INPUT FOR THIS TASK:
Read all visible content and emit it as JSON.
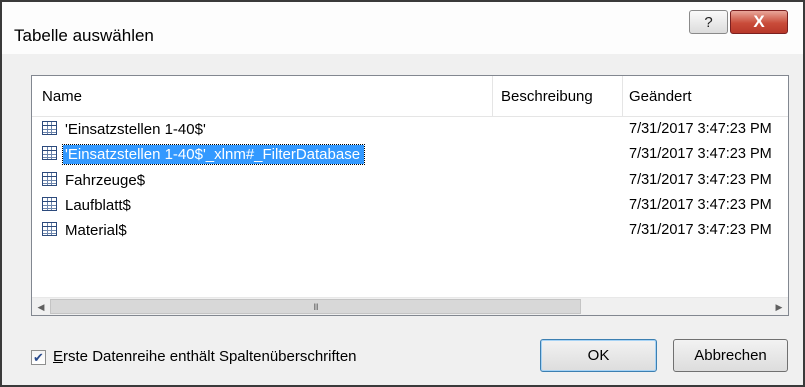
{
  "dialog": {
    "title": "Tabelle auswählen",
    "help_glyph": "?",
    "close_glyph": "X"
  },
  "list": {
    "columns": {
      "name": "Name",
      "description": "Beschreibung",
      "changed": "Geändert"
    },
    "rows": [
      {
        "name": "'Einsatzstellen 1-40$'",
        "description": "",
        "changed": "7/31/2017 3:47:23 PM",
        "selected": false
      },
      {
        "name": "'Einsatzstellen 1-40$'_xlnm#_FilterDatabase",
        "description": "",
        "changed": "7/31/2017 3:47:23 PM",
        "selected": true
      },
      {
        "name": "Fahrzeuge$",
        "description": "",
        "changed": "7/31/2017 3:47:23 PM",
        "selected": false
      },
      {
        "name": "Laufblatt$",
        "description": "",
        "changed": "7/31/2017 3:47:23 PM",
        "selected": false
      },
      {
        "name": "Material$",
        "description": "",
        "changed": "7/31/2017 3:47:23 PM",
        "selected": false
      }
    ],
    "scrollbar": {
      "left_arrow": "◀",
      "right_arrow": "▶",
      "grip": "III"
    }
  },
  "options": {
    "first_row_headers": {
      "checked": true,
      "check_glyph": "✔",
      "label_first": "E",
      "label_rest": "rste Datenreihe enthält Spaltenüberschriften"
    }
  },
  "buttons": {
    "ok": "OK",
    "cancel": "Abbrechen"
  },
  "colors": {
    "selection": "#3399ff",
    "close_button": "#c94c3a"
  }
}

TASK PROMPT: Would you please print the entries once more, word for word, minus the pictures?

SOLUTION TO THIS PROBLEM:
Read all visible content and emit it as JSON.
{
  "dialog": {
    "title": "Tabelle auswählen",
    "help_glyph": "?",
    "close_glyph": "X"
  },
  "list": {
    "columns": {
      "name": "Name",
      "description": "Beschreibung",
      "changed": "Geändert"
    },
    "rows": [
      {
        "name": "'Einsatzstellen 1-40$'",
        "description": "",
        "changed": "7/31/2017 3:47:23 PM",
        "selected": false
      },
      {
        "name": "'Einsatzstellen 1-40$'_xlnm#_FilterDatabase",
        "description": "",
        "changed": "7/31/2017 3:47:23 PM",
        "selected": true
      },
      {
        "name": "Fahrzeuge$",
        "description": "",
        "changed": "7/31/2017 3:47:23 PM",
        "selected": false
      },
      {
        "name": "Laufblatt$",
        "description": "",
        "changed": "7/31/2017 3:47:23 PM",
        "selected": false
      },
      {
        "name": "Material$",
        "description": "",
        "changed": "7/31/2017 3:47:23 PM",
        "selected": false
      }
    ],
    "scrollbar": {
      "left_arrow": "◀",
      "right_arrow": "▶",
      "grip": "III"
    }
  },
  "options": {
    "first_row_headers": {
      "checked": true,
      "check_glyph": "✔",
      "label_first": "E",
      "label_rest": "rste Datenreihe enthält Spaltenüberschriften"
    }
  },
  "buttons": {
    "ok": "OK",
    "cancel": "Abbrechen"
  },
  "colors": {
    "selection": "#3399ff",
    "close_button": "#c94c3a"
  }
}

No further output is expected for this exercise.